With climate change, those of us who are homeowners may need to put in extra effort to take care of our houses.
Exterior Paint & Siding
Ukiah has always had hot summers, but if they get even hotter, exterior paint can’t hold up as well. Look for bubbling, chipping, and flaking paint for surfaces that don’t get much shade. When paint gets too hot, it can cause cracks that can lead to moisture and mold damage.
Keep an eye on your exterior and repaint more often if the paint is wearing out. You may want to consider the newest in weatherproofing technology with elastomeric paint. It’s more expensive, but that’s because it’s about ten times thicker than regular paint, so it lasts longer and it can flex with a structure as the wood expands and contracts, not to mention it’s watertight. However, you’ll want an experienced painter because it can create unwanted lumps.

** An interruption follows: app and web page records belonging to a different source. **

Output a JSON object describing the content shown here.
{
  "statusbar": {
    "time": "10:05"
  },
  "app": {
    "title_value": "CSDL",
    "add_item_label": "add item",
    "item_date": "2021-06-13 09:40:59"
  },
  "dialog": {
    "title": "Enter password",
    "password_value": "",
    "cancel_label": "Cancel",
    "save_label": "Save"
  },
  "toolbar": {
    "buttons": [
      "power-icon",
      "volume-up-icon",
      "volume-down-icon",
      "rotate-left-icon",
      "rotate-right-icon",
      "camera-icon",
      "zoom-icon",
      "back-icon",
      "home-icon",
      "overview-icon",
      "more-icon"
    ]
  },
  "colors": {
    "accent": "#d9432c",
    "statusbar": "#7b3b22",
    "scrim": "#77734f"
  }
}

If you have a home with vinyl siding, it can also experience considerable damage in this heat and, like its wooden counterpart, the big danger is having moisture get underneath. If you see any cracks or punctures, get them fixed. Trust me when I say you do not want to deal with mold damage, and these types of problems only get worse over time, never better.
If you have a deck or any wooden structure on your property, it’s probably also taking a beating from the sun. Like the wooden siding on your house, decking needs protection. Ultraviolet rays break down wood fibers, drying, discoloring and warping the wood. This can lead to cracking and splinters, and there’s nothing worse than walking out onto a deck with no shoes, only to end up with a splinter in the most sensitive part of your foot.
Different types of wood react differently to stains, so head to Mendo Mill and ask one of their friendly employees for advice.
The part of the house that may suffer the most from extreme heat is the roof. Direct sun can cause blistering and cracking on any roof material but is especially hard on common asphalt shingles and tar and gravel. When soaring temperatures cause roofing material to expand, and then cooler nighttime temperatures cause roofing material to contract, almost any material begins to break down.
One of the best ways to combat the punishing summer heat is to make sure your attic is well ventilated. If you don’t have an attic fan, I highly recommend one. You can also put reflective coatings on your roof to protect against ultraviolet damage; some even help the roof repel water.
Remember, sunshine can do damage inside, too. As the sun streams in through your windows, window treatments, carpets and upholstery can fade. If you’re already in the market for new windows, consider purchasing windows that include UV protection. If you’re not up for new windows, you can add after-market UV-blocking film, which can provide up to 99.9 percent UV protection.
If you happen to have some precious artwork, maybe a piece from your 6-year-old grandchild, consider framing it with UV-blocking acrylic instead of regular glass. You can also treat artwork on canvas with archival protection sprays. If you have expensive artwork you want to protect, frame it with museum-grade conservation glass.
If you have questions about real estate or property management, please contact me at firstname.lastname@example.org or call (707) 462-4000. If you have an idea for a future column, share it with me and if I use it, I’ll send you a $25 gift certificate to Schat’s Bakery. Dick Selzer is a real estate broker who has been in the business for more than 40 years.